Curse them all!
Just another aspect of nature to enjoy. Give in, get them a squirrel friendly area of their own and enjoy. AND if you live in the right area, keep an eye on the feeders at night. A friend regularly had Flying Squirrels visit their Squirrel friendly feeder at night. Spectacular animal.
These things are as over populated as deer! We trap as many as we can and take them to a section of woods about 10 miles from where we live. We did okay for awhile but then I got injured and couldn’t get the trap out so lo and behold they increased in numbers I swear by 3 fold (I think they knew I was still recovering) and it set us back quite a bit. And now they are breaking my sunflower stalks!! My dogwoods are just about hanging in there. This year though, I’m back on track so look out suckers. Pack your bags, your movin out!!!!!!
They’re harmless. Doing considerably less destruction than humans and not deliberately hurting or harming anything. They spend their days mooching around looking for sources of protein (nuts). Can be annoying and pesky but not so bad that they deserve the brutal slaying and treatment constantly inflicted on them. I know of dogs and cats that cause more damage and annoyance. We wouln’t consider catching and bludgeoning one of them to death or poisoning it with warfarin. Live and let live.

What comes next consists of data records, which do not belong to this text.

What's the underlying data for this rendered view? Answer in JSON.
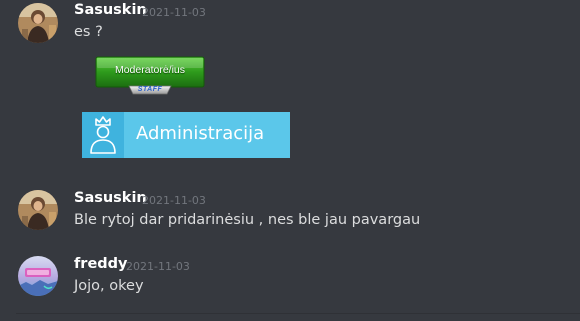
{
  "colors": {
    "background": "#36393f",
    "username": "#ffffff",
    "timestamp": "#72767d",
    "text": "#dcddde",
    "moderator_badge_green": "#2e9a1c",
    "admin_banner_blue": "#5bc7ea"
  },
  "messages": [
    {
      "author": "Sasuskin",
      "timestamp": "2021-11-03",
      "avatar_icon": "user-avatar-photo-icon",
      "text": "es ?",
      "images": [
        {
          "icon": "moderator-badge-image",
          "label": "Moderatorė/ius",
          "sublabel": "STAFF"
        },
        {
          "icon": "administracija-banner-image",
          "label": "Administracija"
        }
      ]
    },
    {
      "author": "Sasuskin",
      "timestamp": "2021-11-03",
      "avatar_icon": "user-avatar-photo-icon",
      "text": "Ble rytoj dar pridarinėsiu , nes ble jau pavargau"
    },
    {
      "author": "freddy",
      "timestamp": "2021-11-03",
      "avatar_icon": "user-avatar-neon-icon",
      "text": "Jojo, okey"
    }
  ]
}
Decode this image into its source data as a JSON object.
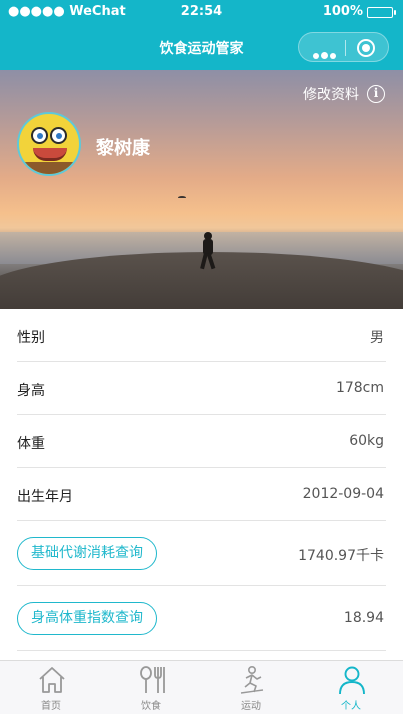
{
  "status_bar": {
    "carrier": "●●●●● WeChat",
    "time": "22:54",
    "battery": "100%"
  },
  "nav": {
    "title": "饮食运动管家"
  },
  "profile": {
    "edit_label": "修改资料",
    "name": "黎树康"
  },
  "rows": [
    {
      "label": "性别",
      "value": "男"
    },
    {
      "label": "身高",
      "value": "178cm"
    },
    {
      "label": "体重",
      "value": "60kg"
    },
    {
      "label": "出生年月",
      "value": "2012-09-04"
    }
  ],
  "queries": [
    {
      "button": "基础代谢消耗查询",
      "value": "1740.97千卡"
    },
    {
      "button": "身高体重指数查询",
      "value": "18.94"
    }
  ],
  "tabs": [
    {
      "label": "首页",
      "icon": "home-icon"
    },
    {
      "label": "饮食",
      "icon": "cutlery-icon"
    },
    {
      "label": "运动",
      "icon": "running-icon"
    },
    {
      "label": "个人",
      "icon": "person-icon"
    }
  ],
  "colors": {
    "accent": "#14b6c9",
    "tab_inactive": "#888888"
  }
}
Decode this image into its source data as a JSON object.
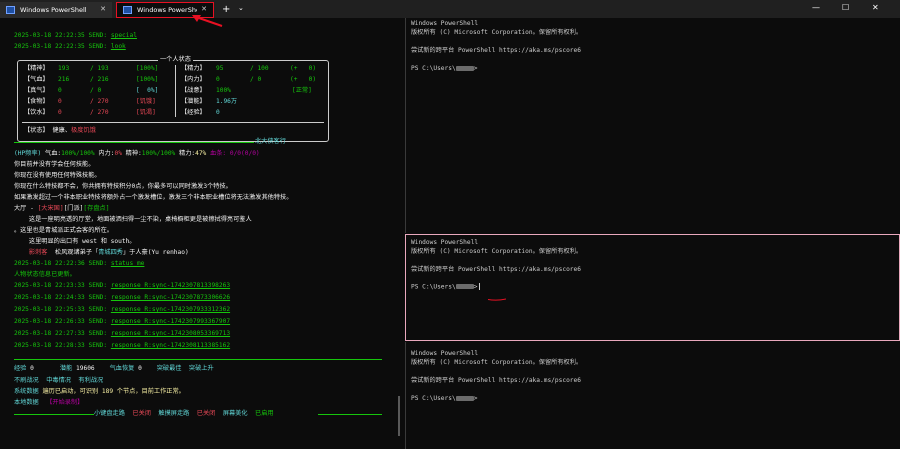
{
  "tabs": [
    {
      "title": "Windows PowerShell",
      "close": "✕"
    },
    {
      "title": "Windows PowerShell",
      "close": "✕"
    }
  ],
  "titlebar": {
    "new_tab": "+",
    "dropdown": "⌄",
    "minimize": "—",
    "maximize": "☐",
    "close": "✕"
  },
  "left": {
    "send1_ts": "2025-03-18 22:22:35 SEND:",
    "send1_cmd": "special",
    "send2_ts": "2025-03-18 22:22:35 SEND:",
    "send2_cmd": "look",
    "status_title": "一个人状态",
    "rows_left": [
      {
        "label": "【精神】",
        "cur": "193",
        "max": "/ 193",
        "pct": "[100%]"
      },
      {
        "label": "【气血】",
        "cur": "216",
        "max": "/ 216",
        "pct": "[100%]"
      },
      {
        "label": "【真气】",
        "cur": "0",
        "max": "/ 0",
        "pct": "[  0%]"
      },
      {
        "label": "【食物】",
        "cur": "0",
        "max": "/ 270",
        "pct": "[饥饿]"
      },
      {
        "label": "【饮水】",
        "cur": "0",
        "max": "/ 270",
        "pct": "[饥渴]"
      }
    ],
    "rows_right": [
      {
        "label": "【精力】",
        "v1": "95",
        "v2": "/ 100",
        "v3": "(+   0)"
      },
      {
        "label": "【内力】",
        "v1": "0",
        "v2": "/ 0",
        "v3": "(+   0)"
      },
      {
        "label": "【战意】",
        "v1": "100%",
        "v2": "",
        "v3": "[正常]"
      },
      {
        "label": "【潜能】",
        "v1": "1.96万",
        "v2": "",
        "v3": ""
      },
      {
        "label": "【经验】",
        "v1": "0",
        "v2": "",
        "v3": ""
      }
    ],
    "state_label": "【状态】",
    "state_normal": "健康、",
    "state_bad": "极度饥饿",
    "banner": "北大侠客行",
    "hp_prefix": "(HP频率)",
    "hp_qixue_label": " 气血:",
    "hp_qixue_val": "100%/100%",
    "hp_neili_label": " 内力:",
    "hp_neili_val": "0%",
    "hp_jingshen_label": " 精神:",
    "hp_jingshen_val": "100%/100%",
    "hp_jingli_label": " 精力:",
    "hp_jingli_val": "47%",
    "hp_xuanshu": " 血条: 0/0(0/0)",
    "msg1": "你目前并没有学会任何技能。",
    "msg2": "你现在没有使用任何特殊技能。",
    "msg3": "你现在什么特技都不会，你共拥有特技积分0点，你最多可以同时激发3个特技。",
    "msg4": "如果激发超过一个非本职业特技将额外占一个激发槽位，激发三个非本职业槽位将无法激发其他特技。",
    "room_prefix": "大厅 - ",
    "room_tag1": "[大宋国]",
    "room_tag2": "[门派]",
    "room_tag3": "[存盘点]",
    "room_desc1": "    这是一座明亮透的厅堂，地面被洒扫得一尘不染，桌椅橱柜更是被擦拭得亮可鉴人",
    "room_desc2": "。这里也是青城派正式会客的所在。",
    "exits": "    这里明显的出口有 west 和 south。",
    "npc_prefix": "    影刺客",
    "npc_mid": "  松风观诸弟子「",
    "npc_name": "青城四秀",
    "npc_rest": "」于人豪(Yu renhao)",
    "send3_ts": "2025-03-18 22:22:36 SEND:",
    "send3_cmd": "status_me",
    "updated": "人物状态信息已更新。",
    "responses": [
      {
        "ts": "2025-03-18 22:23:33 SEND:",
        "cmd": "response R:sync-1742307813398263"
      },
      {
        "ts": "2025-03-18 22:24:33 SEND:",
        "cmd": "response R:sync-1742307873306626"
      },
      {
        "ts": "2025-03-18 22:25:33 SEND:",
        "cmd": "response R:sync-1742307933312362"
      },
      {
        "ts": "2025-03-18 22:26:33 SEND:",
        "cmd": "response R:sync-1742307993367907"
      },
      {
        "ts": "2025-03-18 22:27:33 SEND:",
        "cmd": "response R:sync-1742308053369713"
      },
      {
        "ts": "2025-03-18 22:28:33 SEND:",
        "cmd": "response R:sync-1742308113385162"
      }
    ],
    "footer": {
      "exp_label": "经验",
      "exp_val": "0",
      "pot_label": "潜能",
      "pot_val": "19606",
      "qixue_label": "气血恢复",
      "qixue_val": "0",
      "tupo_label": "突破最佳",
      "shangsheng": "突破上升",
      "stat1": "不刷战况",
      "stat2": "中毒情况",
      "stat3": "有利战况",
      "sys_label": "系统数据",
      "sys_msg": "遍历已启动，可识别 189 个节点，目前工作正常。",
      "local_label": "本地数据",
      "local_val": "【开始录制】",
      "mini1": "小键盘走路",
      "mini1_state": "已关闭",
      "mini2": "触摸屏走路",
      "mini2_state": "已关闭",
      "mini3": "屏幕美化",
      "mini3_state": "已启用"
    }
  },
  "ps": {
    "header": "Windows PowerShell",
    "copyright": "版权所有 (C) Microsoft Corporation。保留所有权利。",
    "tip": "尝试新的跨平台 PowerShell https://aka.ms/pscore6",
    "prompt_pre": "PS C:\\Users\\",
    "prompt_post": ">"
  },
  "colors": {
    "accent_red": "#e81123",
    "pane_border": "#e9a8bd",
    "green": "#16c60c",
    "cyan": "#61d6d6"
  }
}
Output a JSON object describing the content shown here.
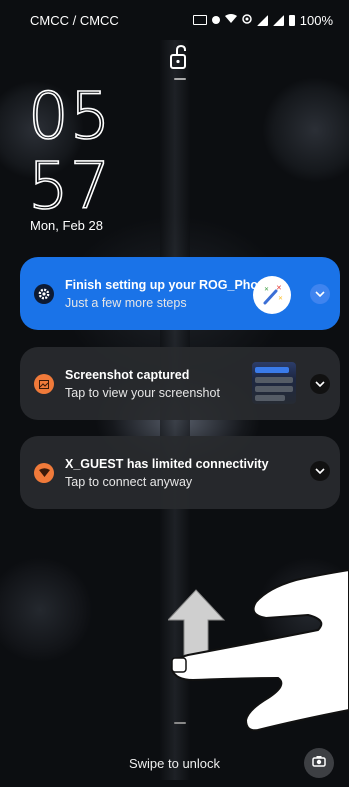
{
  "status_bar": {
    "carrier": "CMCC / CMCC",
    "battery": "100%"
  },
  "lockscreen": {
    "clock_hour": "05",
    "clock_minute": "57",
    "date": "Mon, Feb 28"
  },
  "notifications": [
    {
      "title": "Finish setting up your ROG_Pho..",
      "subtitle": "Just a few more steps",
      "icon": "gear-icon",
      "accent": "#1a73e8"
    },
    {
      "title": "Screenshot captured",
      "subtitle": "Tap to view your screenshot",
      "icon": "image-icon",
      "accent": "#f07a3a"
    },
    {
      "title": "X_GUEST has limited connectivity",
      "subtitle": "Tap to connect anyway",
      "icon": "wifi-alert-icon",
      "accent": "#f07a3a"
    }
  ],
  "bottom": {
    "swipe_hint": "Swipe to unlock",
    "camera_icon": "camera-icon"
  }
}
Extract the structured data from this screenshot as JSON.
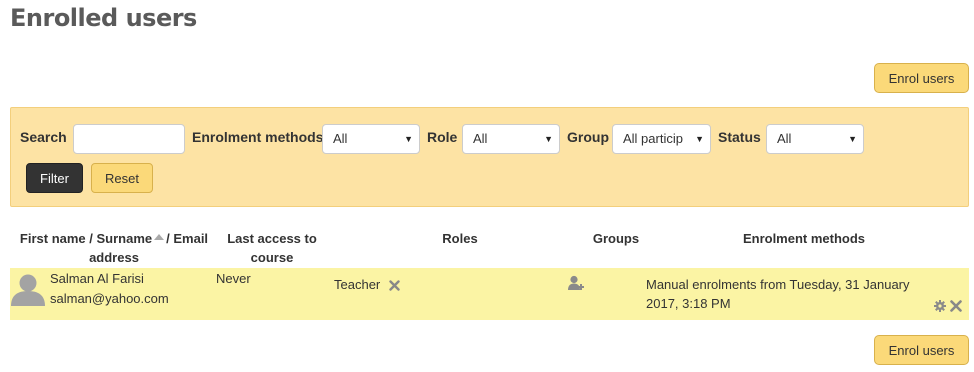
{
  "page": {
    "title": "Enrolled users"
  },
  "enrol_button": "Enrol users",
  "filter": {
    "search_label": "Search",
    "search_value": "",
    "methods_label": "Enrolment methods",
    "methods_value": "All",
    "role_label": "Role",
    "role_value": "All",
    "group_label": "Group",
    "group_value": "All particip",
    "status_label": "Status",
    "status_value": "All",
    "filter_button": "Filter",
    "reset_button": "Reset"
  },
  "table": {
    "headers": {
      "name_line1": "First name / Surname",
      "name_slash_email": "/ Email",
      "name_line2": "address",
      "access_line1": "Last access to",
      "access_line2": "course",
      "roles": "Roles",
      "groups": "Groups",
      "methods": "Enrolment methods"
    },
    "rows": [
      {
        "name": "Salman Al Farisi",
        "email": "salman@yahoo.com",
        "last_access": "Never",
        "role": "Teacher",
        "method_line1": "Manual enrolments from Tuesday, 31 January",
        "method_line2": "2017, 3:18 PM"
      }
    ]
  },
  "icons": {
    "remove_role": "close-icon",
    "add_group": "user-add-icon",
    "edit_enrolment": "gear-icon",
    "unenrol": "close-icon"
  },
  "colors": {
    "button_yellow": "#fbd979",
    "panel_bg": "#fde3a4",
    "row_highlight": "#fbf4a4",
    "filter_dark": "#333333"
  }
}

I place food in the bird feeders for the birds and on the ground for the squirrels, and birds who are ground feeders. Everyone seems happy with this arrangment. My house backs onto Fillmore Glenn State Park (in the finger lakes area of New York), and the array of birds I see at my feeders is spectacular. Killing squirrels is so uneccessary and cruel!!
they are tree rats..plain and simple. Yes, they are very cute…especially when you have a close up through telescopic sights! greys were mistakenly introduced from california to the UK in the 1800’s and their numbers have exploded. they damage trees, attack bird nests, and most importantly displace the native red squirrel through aggression and viral infection. our native red is in tune with our natural habitat, contributes to the habitat and are a pleasure to observe. Bring back the Red.. away with the grey!! i am experienced with a air rifle and have countless greys to my name. the best time to hunt them is during the autumn months. but they are active all year round.if you notice a lot of these parasites in your vicinity, buy youself a decent .22 air rifle and cleanse our land of this grey scum!! there are only 28,000 of our reds left and their numbers are falling. there are over 2.2 million greys encroaching our land and their numbers are growing. they are not harmless. they have caused a lot of damage to our nataural habitat.and must be controlled. reds are a protected and ENDANGERED speices. help them survive. Thank you